How to Market Fin-Tech to millennials

According to research, millennials are confident, connected, and open to change. This generation is seen as more liberal, more inclined to technology and concentrated on the power of social networks.

It's no wonder the biggest social network Facebook leads directly to a millennial: Mark Zuckerberg. Be it Beyoncé, Kim Kardashian, or Justin Bieber, millennials have successfully registered their presence in the world.

This adaptability of a generation composes of 75% of the world's workforce by 2025, causing some rapid changes in traditional businesses like banking and finance.

However, millennials are struggling in understand the financial products being marketed. In a recent study, it was determined that over 59% of current college students can't even describe a credit score.

With all these changes occurring, it is becoming harder and harder for brands to effectively brand to millennials, especially un-sexy ones like Fin-tech. Here is how to market fin-tech to millennials.

1. Sponsorships and partnerships

These days it is common to see banks like JPMorgan sponsor Serena Williams or partner into unrelated banking products like movies or sports.

What's the power of seeing Serena Williams partnered with a powerhouse brand like JP Morgan?

Simple. The association between a rock star tennis player who has no overlap with banking and fin-tech. Immediately when someone sees an endorsement of Serena Williams with a brand like JP Morgan, the association becomes stronger, and makes people buy products from JP Morgan versus other competitors.

Everyone needs banking, why not do it with JP Morgan and your favorite tennis player who uses JP Morgan?

These new marketing techniques are based on the versatility and need for change that the millennials carry with them.

2. Social Platforms

FinTech is now approaching social media like Facebook, Pinterest, and Snapchat.

Bank of America has been using Pinterest as the platform to reach millennials by creating Better Money Habits, a campaign and a website focusing on personal finance content targeted to the millennial generation.
The bank puts up pins for wedding dresses under the title of "Save Your way to the perfect dress" making a clear marketing strategy and speaking to the frugality of the millennial generation.

Banks are now focusing on the analysis of data from the social platform to judge what millennials expect from them and this gives birth to a multitude of marketing ideas.

According to Goldman Sachs millennials have less income and high depth levels, which is why we can see the new and focused wealth management plans designed and marketed for them.

3. The Tech-Savvy Image

Banks are trying to create an image of versatile and tech-savvy institutions by using mobile or social networking platforms.

It is very common now to see banks have their own mobile application and club their services with other service providers to attract more consumers.

4. Third Party Deals

The banks make deals with e-commerce giants, travelling partners and online service providers to appear as a flexible and intelligent unit Standard Charted and Amazon are one such team we love to play with!

It should not come as a surprise that this sole technique has worked in favor of the banks and as a result, the number of credit card holders in Gen Y has grown rapidly.

5. Social Causes and CSR

It has been found that 89% of Millennials more likely will buy from a company with a social or environmental mission, according to data from Cone Communications.

Thus, the association of banks to such causes is another well-driven marketing strategy.

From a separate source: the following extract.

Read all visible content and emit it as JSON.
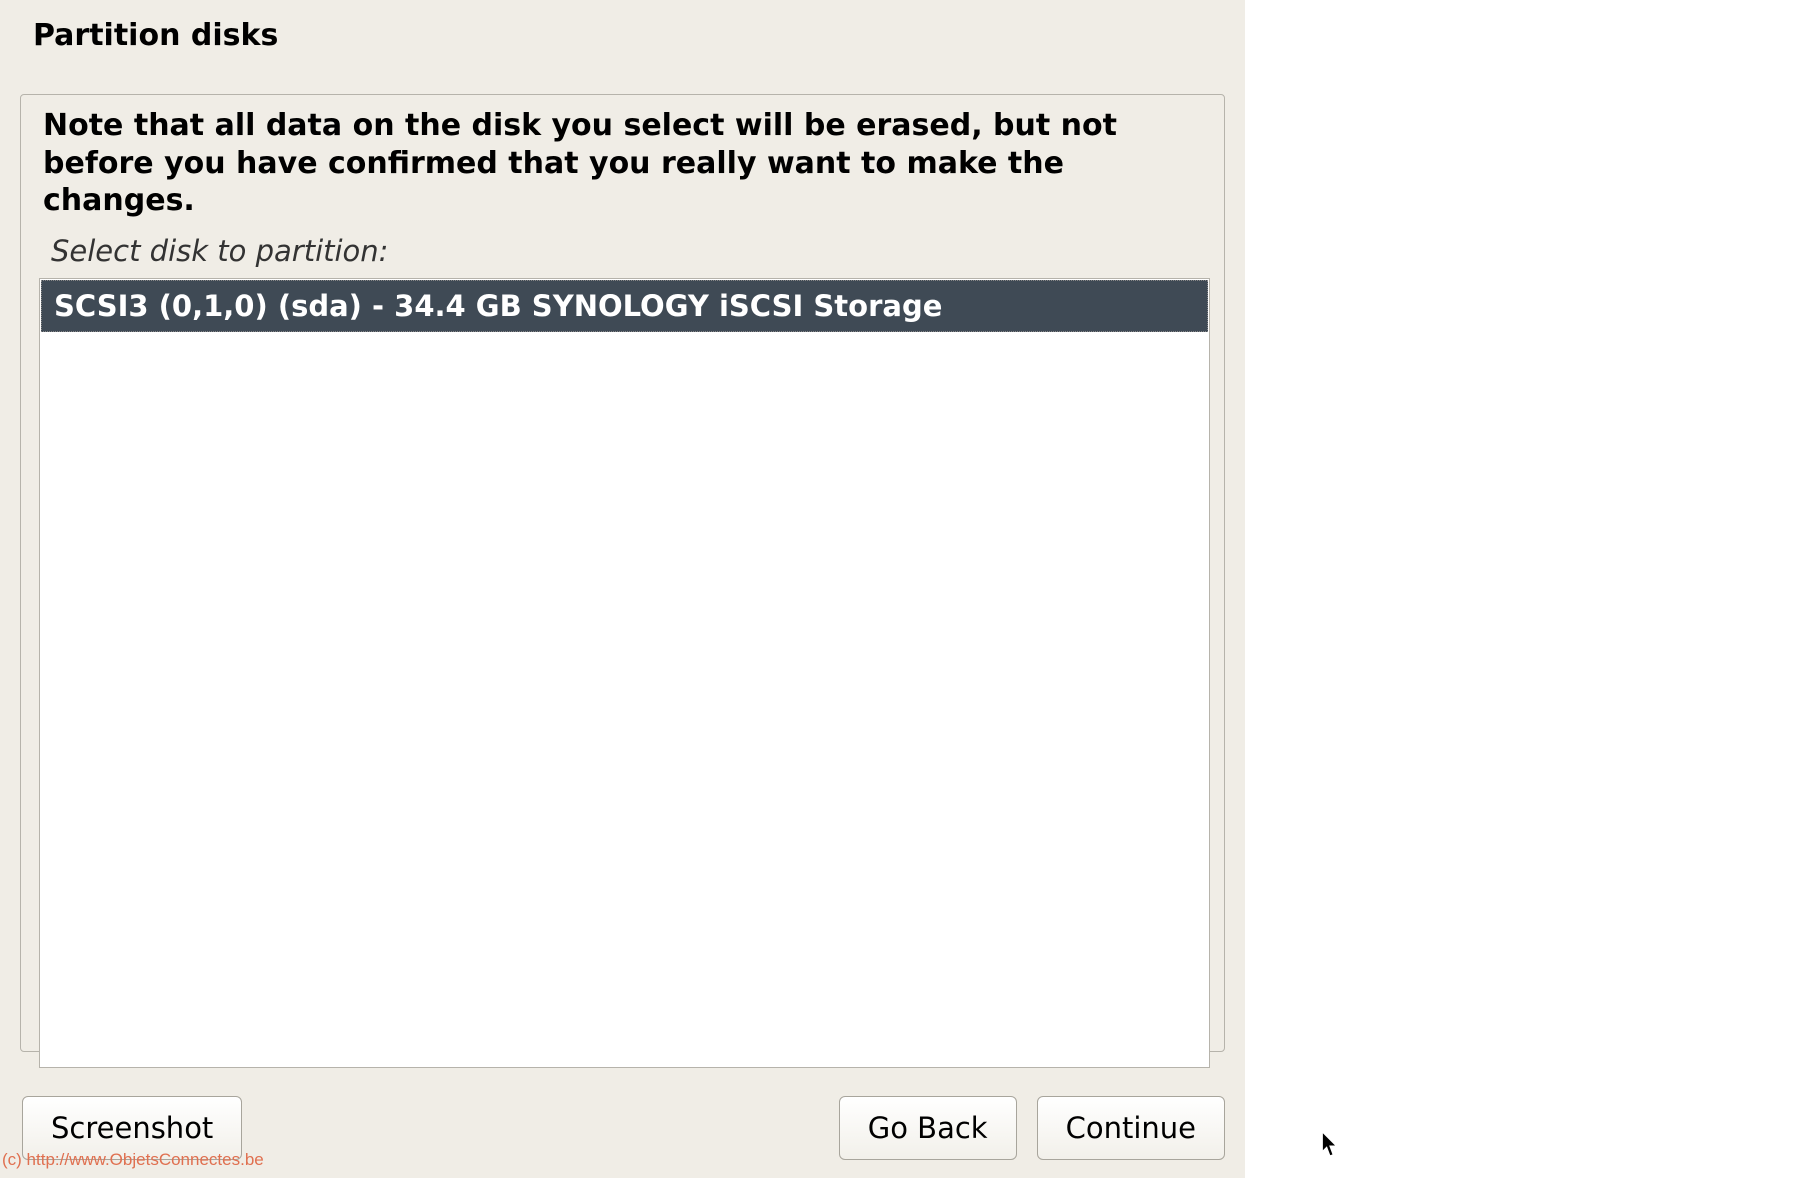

One example of this is of Deutsche Bank's "Buddy Volunteer" in Malaysia.


Fin tech's adoption for millennials is changing dramatically, and is focused more on delivering value to the consumer and being transparent as possible.

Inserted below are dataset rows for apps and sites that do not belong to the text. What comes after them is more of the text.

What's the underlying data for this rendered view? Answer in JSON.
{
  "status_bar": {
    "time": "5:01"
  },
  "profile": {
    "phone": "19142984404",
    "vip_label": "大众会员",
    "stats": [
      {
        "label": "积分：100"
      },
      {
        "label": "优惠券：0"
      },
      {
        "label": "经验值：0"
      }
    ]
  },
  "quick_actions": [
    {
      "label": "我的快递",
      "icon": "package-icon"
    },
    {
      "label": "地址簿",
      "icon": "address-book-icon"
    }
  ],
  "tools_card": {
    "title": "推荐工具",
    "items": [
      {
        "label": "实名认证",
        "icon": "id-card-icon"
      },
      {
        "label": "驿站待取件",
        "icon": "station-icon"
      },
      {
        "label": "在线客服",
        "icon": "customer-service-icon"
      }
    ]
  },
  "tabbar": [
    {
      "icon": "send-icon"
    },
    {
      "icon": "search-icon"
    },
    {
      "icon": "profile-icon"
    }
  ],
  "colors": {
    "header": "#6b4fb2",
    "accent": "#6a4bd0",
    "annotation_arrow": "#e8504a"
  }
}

The focus has immediately shifted from hard selling consumers, to informing them about their products and services.

What methods have you found work best when marketing to millennials?